__Exercise description__: Output all of the data below without changing a word, and exclude the pictures.
BEGIN Available data
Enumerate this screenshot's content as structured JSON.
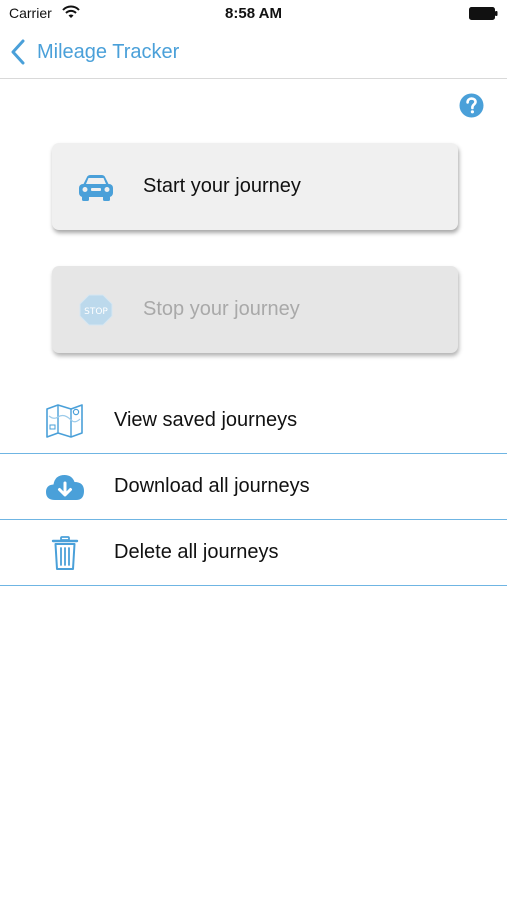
{
  "status_bar": {
    "carrier": "Carrier",
    "time": "8:58 AM"
  },
  "nav": {
    "back_title": "Mileage Tracker"
  },
  "buttons": {
    "start_label": "Start your journey",
    "stop_label": "Stop your journey",
    "stop_icon_text": "STOP"
  },
  "menu": {
    "items": [
      {
        "label": "View saved journeys",
        "icon": "map-icon"
      },
      {
        "label": "Download all journeys",
        "icon": "cloud-download-icon"
      },
      {
        "label": "Delete all journeys",
        "icon": "trash-icon"
      }
    ]
  },
  "colors": {
    "accent": "#4aa0d9",
    "divider": "#6fb5e3",
    "disabled_text": "#a9a9a9",
    "button_bg": "#f0f0f0",
    "button_disabled_bg": "#e6e6e6"
  }
}
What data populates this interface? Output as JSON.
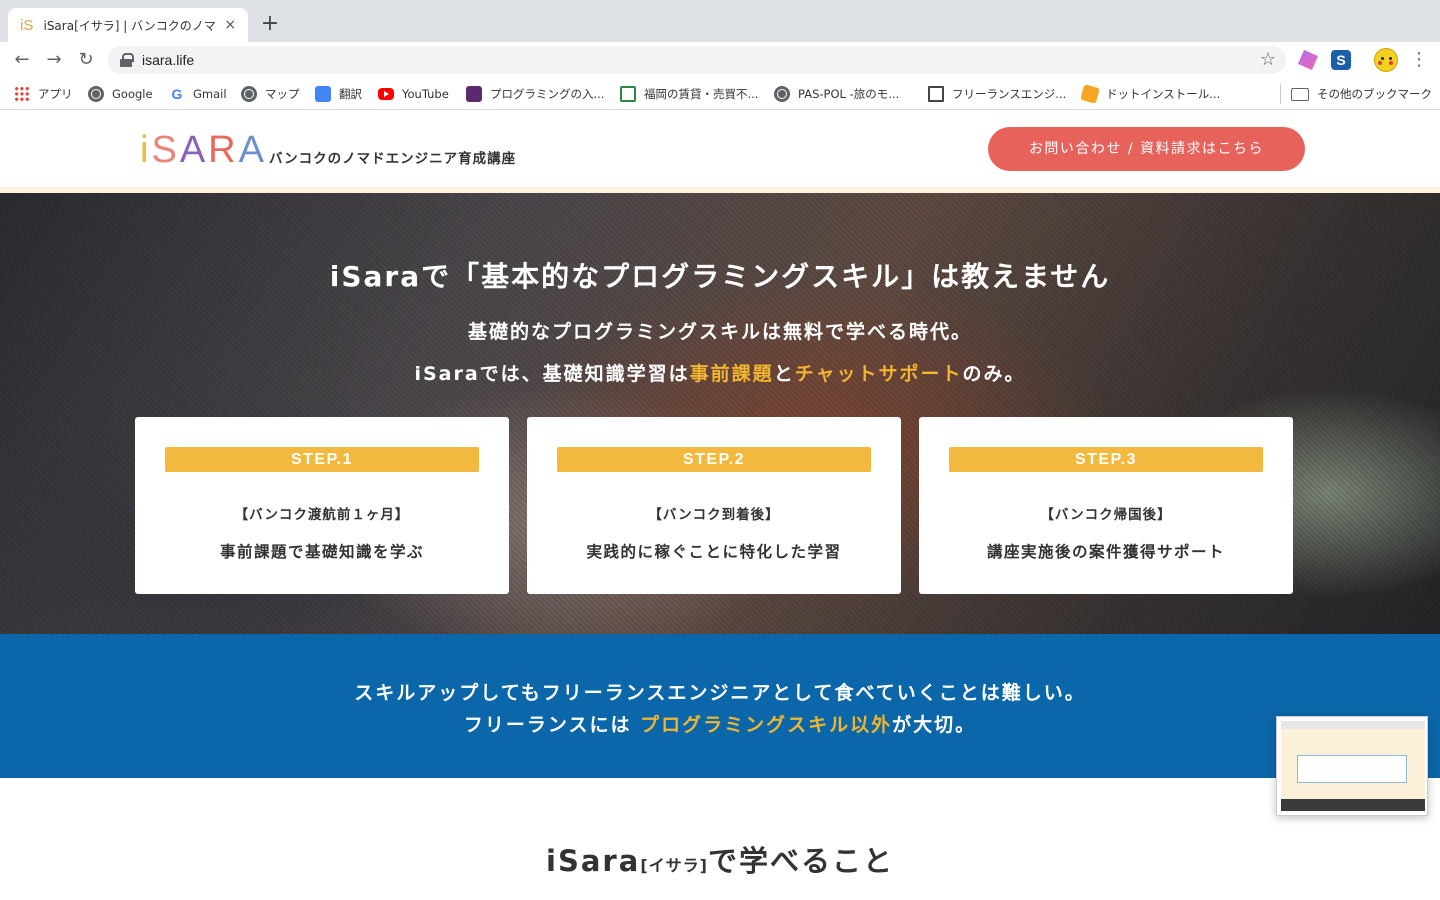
{
  "browser": {
    "tab_title": "iSara[イサラ] | バンコクのノマドエンジニア育成講座",
    "tab_close": "×",
    "new_tab": "+",
    "url": "isara.life",
    "nav": {
      "back": "←",
      "forward": "→",
      "reload": "↻"
    },
    "star": "☆",
    "menu": "⋮",
    "bookmarks": [
      {
        "label": "アプリ",
        "icon": "apps-icon"
      },
      {
        "label": "Google",
        "icon": "globe-icon"
      },
      {
        "label": "Gmail",
        "icon": "g-icon"
      },
      {
        "label": "マップ",
        "icon": "globe-icon"
      },
      {
        "label": "翻訳",
        "icon": "translate-icon"
      },
      {
        "label": "YouTube",
        "icon": "youtube-icon"
      },
      {
        "label": "プログラミングの入...",
        "icon": "prog-icon"
      },
      {
        "label": "福岡の賃貸・売買不...",
        "icon": "house-icon"
      },
      {
        "label": "PAS-POL -旅のモ...",
        "icon": "globe-icon"
      },
      {
        "label": "フリーランスエンジ...",
        "icon": "house-icon"
      },
      {
        "label": "ドットインストール...",
        "icon": "dotinstall-icon"
      },
      {
        "label": "その他のブックマーク",
        "icon": "folder-icon"
      }
    ]
  },
  "header": {
    "logo": "iSARA",
    "tagline": "バンコクのノマドエンジニア育成講座",
    "cta": "お問い合わせ / 資料請求はこちら"
  },
  "hero": {
    "title": "iSaraで「基本的なプログラミングスキル」は教えません",
    "line1": "基礎的なプログラミングスキルは無料で学べる時代。",
    "line2_prefix": "iSaraでは、基礎知識学習は",
    "line2_hl1": "事前課題",
    "line2_mid": "と",
    "line2_hl2": "チャットサポート",
    "line2_suffix": "のみ。",
    "steps": [
      {
        "badge": "STEP.1",
        "when": "【バンコク渡航前１ヶ月】",
        "what": "事前課題で基礎知識を学ぶ"
      },
      {
        "badge": "STEP.2",
        "when": "【バンコク到着後】",
        "what": "実践的に稼ぐことに特化した学習"
      },
      {
        "badge": "STEP.3",
        "when": "【バンコク帰国後】",
        "what": "講座実施後の案件獲得サポート"
      }
    ]
  },
  "band": {
    "line1": "スキルアップしてもフリーランスエンジニアとして食べていくことは難しい。",
    "line2_prefix": "フリーランスには ",
    "line2_hl": "プログラミングスキル以外",
    "line2_suffix": "が大切。"
  },
  "learn": {
    "heading_main": "iSara",
    "heading_small": "[イサラ]",
    "heading_suffix": "で学べること"
  },
  "colors": {
    "accent_yellow": "#f2b52f",
    "cta_red": "#e8625c",
    "band_blue": "#0b67a9"
  }
}
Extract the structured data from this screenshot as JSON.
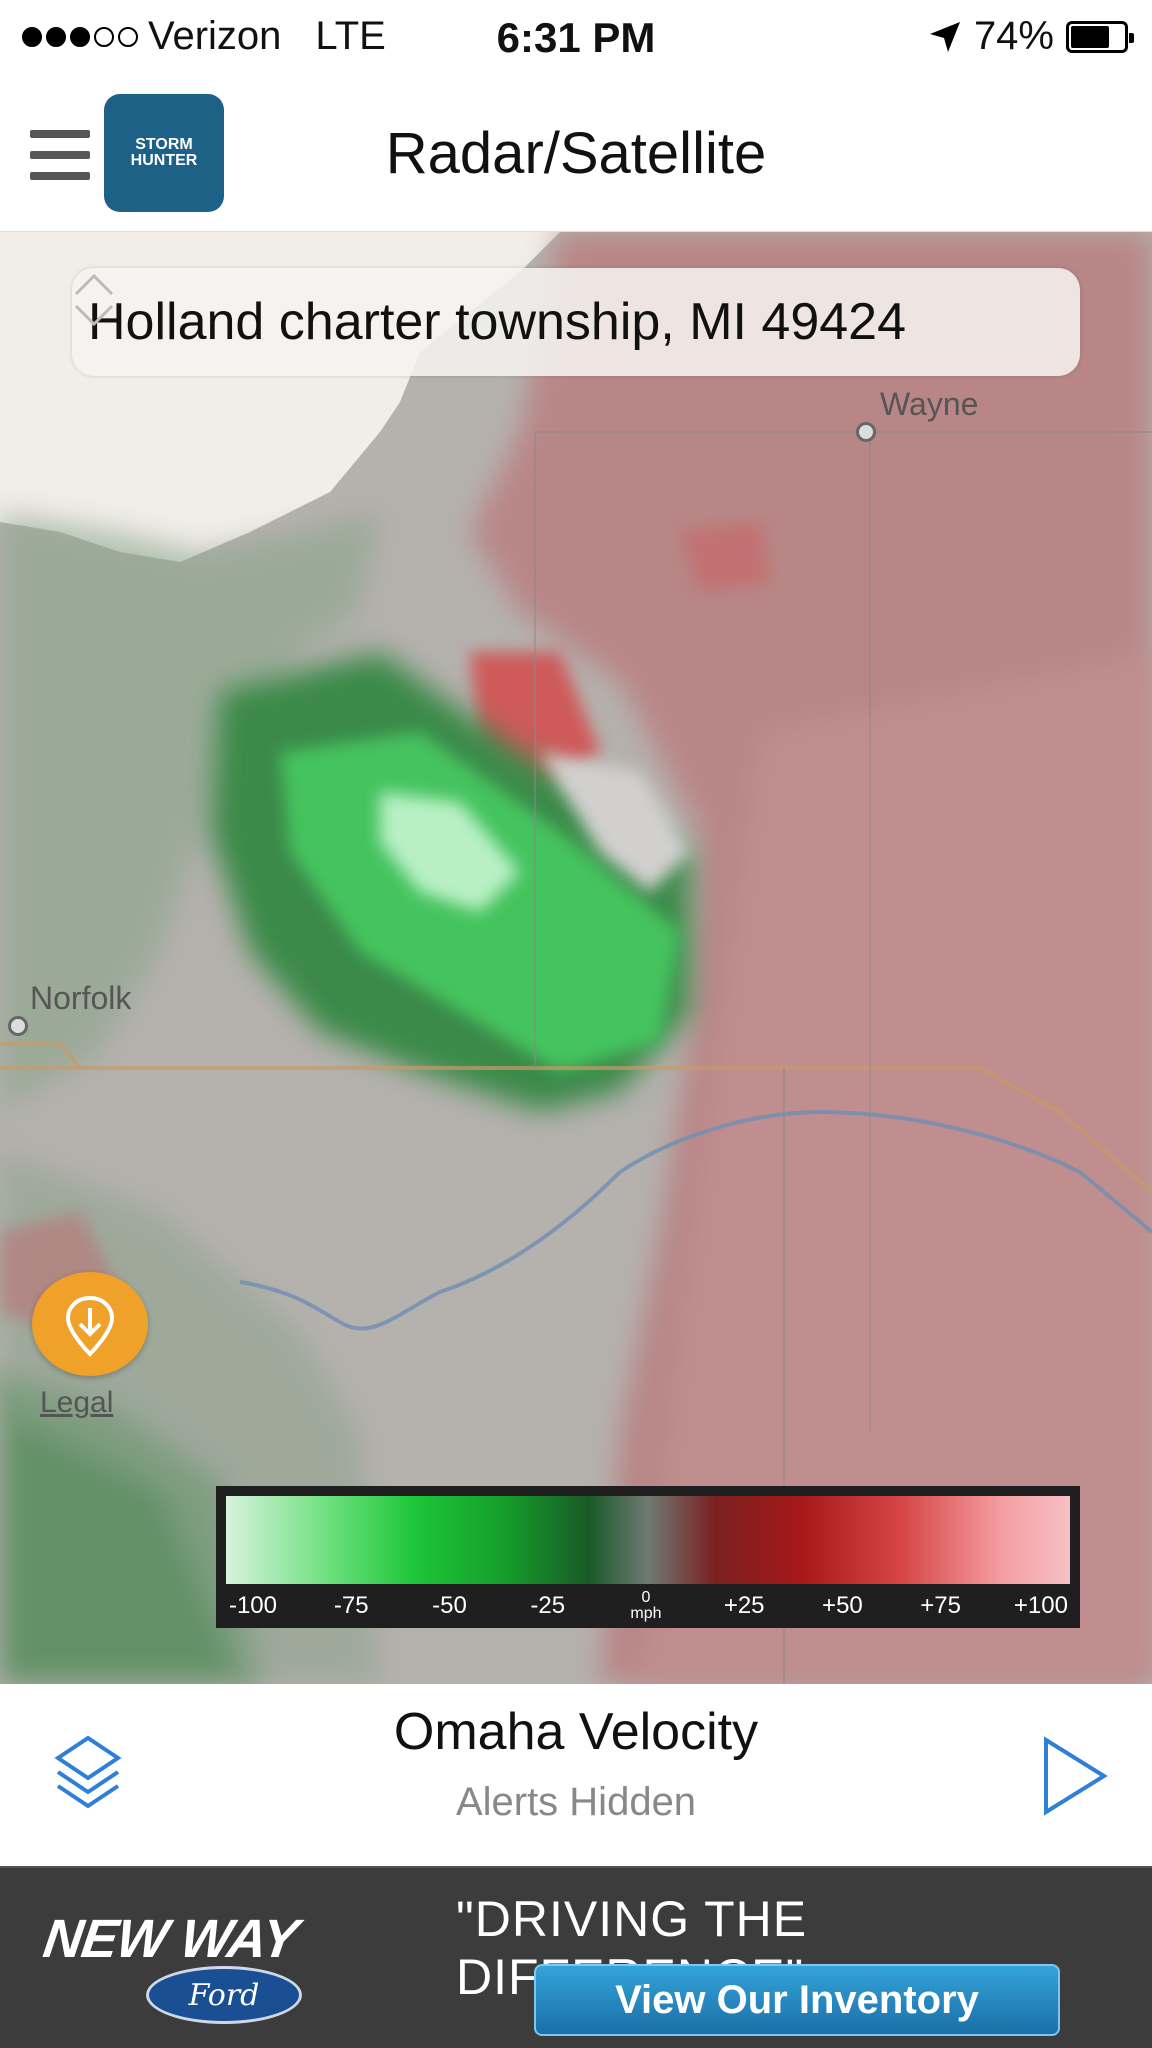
{
  "status_bar": {
    "carrier": "Verizon",
    "network": "LTE",
    "time": "6:31 PM",
    "battery": "74%",
    "battery_level": 0.74,
    "signal_bars": 3,
    "signal_max": 5
  },
  "header": {
    "title": "Radar/Satellite",
    "logo_text": "STORM HUNTER"
  },
  "map": {
    "search_value": "Holland charter township, MI 49424",
    "places": {
      "wayne": "Wayne",
      "norfolk": "Norfolk"
    },
    "legal_label": "Legal"
  },
  "legend": {
    "ticks": [
      "-100",
      "-75",
      "-50",
      "-25",
      "0",
      "+25",
      "+50",
      "+75",
      "+100"
    ],
    "unit": "mph"
  },
  "bottom_bar": {
    "radar_name": "Omaha Velocity",
    "alerts_status": "Alerts Hidden"
  },
  "ad": {
    "brand": "NEW WAY",
    "ford": "Ford",
    "tagline": "\"DRIVING THE DIFFERENCE\"",
    "cta": "View Our Inventory"
  },
  "colors": {
    "accent_blue": "#2e7fd6",
    "legal_orange": "#f0a12a",
    "logo_blue": "#1e6186"
  },
  "icons": [
    "menu-icon",
    "location-arrow-icon",
    "battery-icon",
    "stepper-icon",
    "download-pin-icon",
    "layers-icon",
    "play-icon"
  ]
}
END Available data
__Result of this exercise__:
Enumerate this screenshot's content as structured JSON.
{
  "status_bar": {
    "carrier": "Carrier",
    "time": "8:58 AM"
  },
  "nav": {
    "back_title": "Mileage Tracker"
  },
  "buttons": {
    "start_label": "Start your journey",
    "stop_label": "Stop your journey",
    "stop_icon_text": "STOP"
  },
  "menu": {
    "items": [
      {
        "label": "View saved journeys",
        "icon": "map-icon"
      },
      {
        "label": "Download all journeys",
        "icon": "cloud-download-icon"
      },
      {
        "label": "Delete all journeys",
        "icon": "trash-icon"
      }
    ]
  },
  "colors": {
    "accent": "#4aa0d9",
    "divider": "#6fb5e3",
    "disabled_text": "#a9a9a9",
    "button_bg": "#f0f0f0",
    "button_disabled_bg": "#e6e6e6"
  }
}
What data populates this interface? Output as JSON.
{
  "browser": {
    "tab_title": "iSara[イサラ] | バンコクのノマドエンジニア育成講座",
    "tab_close": "×",
    "new_tab": "+",
    "url": "isara.life",
    "nav": {
      "back": "←",
      "forward": "→",
      "reload": "↻"
    },
    "star": "☆",
    "menu": "⋮",
    "bookmarks": [
      {
        "label": "アプリ",
        "icon": "apps-icon"
      },
      {
        "label": "Google",
        "icon": "globe-icon"
      },
      {
        "label": "Gmail",
        "icon": "g-icon"
      },
      {
        "label": "マップ",
        "icon": "globe-icon"
      },
      {
        "label": "翻訳",
        "icon": "translate-icon"
      },
      {
        "label": "YouTube",
        "icon": "youtube-icon"
      },
      {
        "label": "プログラミングの入...",
        "icon": "prog-icon"
      },
      {
        "label": "福岡の賃貸・売買不...",
        "icon": "house-icon"
      },
      {
        "label": "PAS-POL -旅のモ...",
        "icon": "globe-icon"
      },
      {
        "label": "フリーランスエンジ...",
        "icon": "house-icon"
      },
      {
        "label": "ドットインストール...",
        "icon": "dotinstall-icon"
      },
      {
        "label": "その他のブックマーク",
        "icon": "folder-icon"
      }
    ]
  },
  "header": {
    "logo": "iSARA",
    "tagline": "バンコクのノマドエンジニア育成講座",
    "cta": "お問い合わせ / 資料請求はこちら"
  },
  "hero": {
    "title": "iSaraで「基本的なプログラミングスキル」は教えません",
    "line1": "基礎的なプログラミングスキルは無料で学べる時代。",
    "line2_prefix": "iSaraでは、基礎知識学習は",
    "line2_hl1": "事前課題",
    "line2_mid": "と",
    "line2_hl2": "チャットサポート",
    "line2_suffix": "のみ。",
    "steps": [
      {
        "badge": "STEP.1",
        "when": "【バンコク渡航前１ヶ月】",
        "what": "事前課題で基礎知識を学ぶ"
      },
      {
        "badge": "STEP.2",
        "when": "【バンコク到着後】",
        "what": "実践的に稼ぐことに特化した学習"
      },
      {
        "badge": "STEP.3",
        "when": "【バンコク帰国後】",
        "what": "講座実施後の案件獲得サポート"
      }
    ]
  },
  "band": {
    "line1": "スキルアップしてもフリーランスエンジニアとして食べていくことは難しい。",
    "line2_prefix": "フリーランスには ",
    "line2_hl": "プログラミングスキル以外",
    "line2_suffix": "が大切。"
  },
  "learn": {
    "heading_main": "iSara",
    "heading_small": "[イサラ]",
    "heading_suffix": "で学べること"
  },
  "colors": {
    "accent_yellow": "#f2b52f",
    "cta_red": "#e8625c",
    "band_blue": "#0b67a9"
  }
}
Extract the structured data from this screenshot as JSON.
{
  "status_bar": {
    "carrier": "Verizon",
    "network": "LTE",
    "time": "6:31 PM",
    "battery": "74%",
    "battery_level": 0.74,
    "signal_bars": 3,
    "signal_max": 5
  },
  "header": {
    "title": "Radar/Satellite",
    "logo_text": "STORM HUNTER"
  },
  "map": {
    "search_value": "Holland charter township, MI 49424",
    "places": {
      "wayne": "Wayne",
      "norfolk": "Norfolk"
    },
    "legal_label": "Legal"
  },
  "legend": {
    "ticks": [
      "-100",
      "-75",
      "-50",
      "-25",
      "0",
      "+25",
      "+50",
      "+75",
      "+100"
    ],
    "unit": "mph"
  },
  "bottom_bar": {
    "radar_name": "Omaha Velocity",
    "alerts_status": "Alerts Hidden"
  },
  "ad": {
    "brand": "NEW WAY",
    "ford": "Ford",
    "tagline": "\"DRIVING THE DIFFERENCE\"",
    "cta": "View Our Inventory"
  },
  "colors": {
    "accent_blue": "#2e7fd6",
    "legal_orange": "#f0a12a",
    "logo_blue": "#1e6186"
  },
  "icons": [
    "menu-icon",
    "location-arrow-icon",
    "battery-icon",
    "stepper-icon",
    "download-pin-icon",
    "layers-icon",
    "play-icon"
  ]
}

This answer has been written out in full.